YOUR INSTRUCTIONS: Repeat each record below exactly, omitting whatever pictures appear in it.

DATA FOR PROCESSING:
····················

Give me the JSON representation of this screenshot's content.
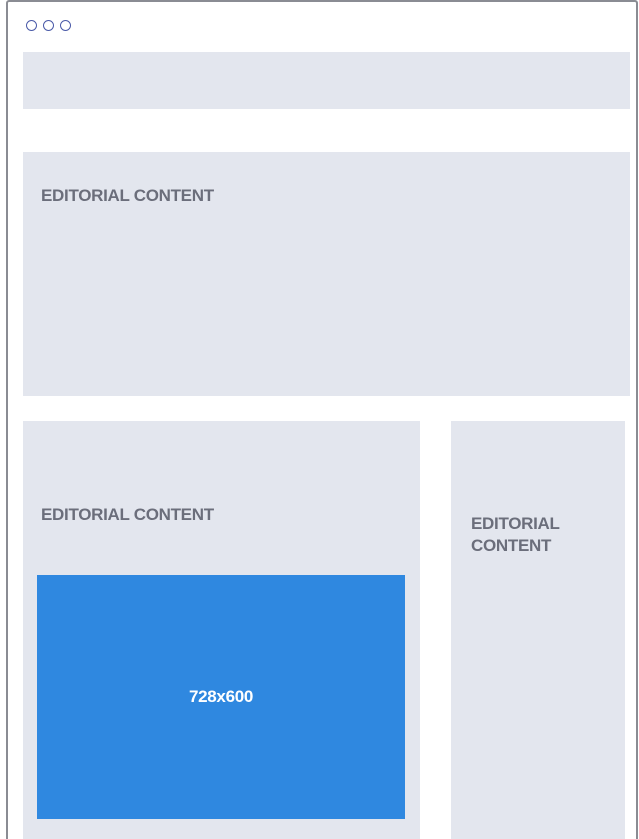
{
  "window": {
    "controls": [
      "dot-icon",
      "dot-icon",
      "dot-icon"
    ]
  },
  "header": {
    "label": ""
  },
  "hero": {
    "label": "EDITORIAL CONTENT"
  },
  "main": {
    "label": "EDITORIAL CONTENT",
    "ad_label": "728x600"
  },
  "sidebar": {
    "label": "EDITORIAL CONTENT"
  },
  "colors": {
    "frame_border": "#8a8c93",
    "placeholder_bg": "#e3e6ee",
    "label_text": "#6b6e7b",
    "ad_bg": "#2f88e0",
    "ad_text": "#ffffff",
    "dot_outline": "#4a5aa8"
  }
}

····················

ANSWER SPACE:
Give me the JSON representation of this screenshot's content.
{
  "window": {
    "controls": [
      "dot-icon",
      "dot-icon",
      "dot-icon"
    ]
  },
  "header": {
    "label": ""
  },
  "hero": {
    "label": "EDITORIAL CONTENT"
  },
  "main": {
    "label": "EDITORIAL CONTENT",
    "ad_label": "728x600"
  },
  "sidebar": {
    "label": "EDITORIAL CONTENT"
  },
  "colors": {
    "frame_border": "#8a8c93",
    "placeholder_bg": "#e3e6ee",
    "label_text": "#6b6e7b",
    "ad_bg": "#2f88e0",
    "ad_text": "#ffffff",
    "dot_outline": "#4a5aa8"
  }
}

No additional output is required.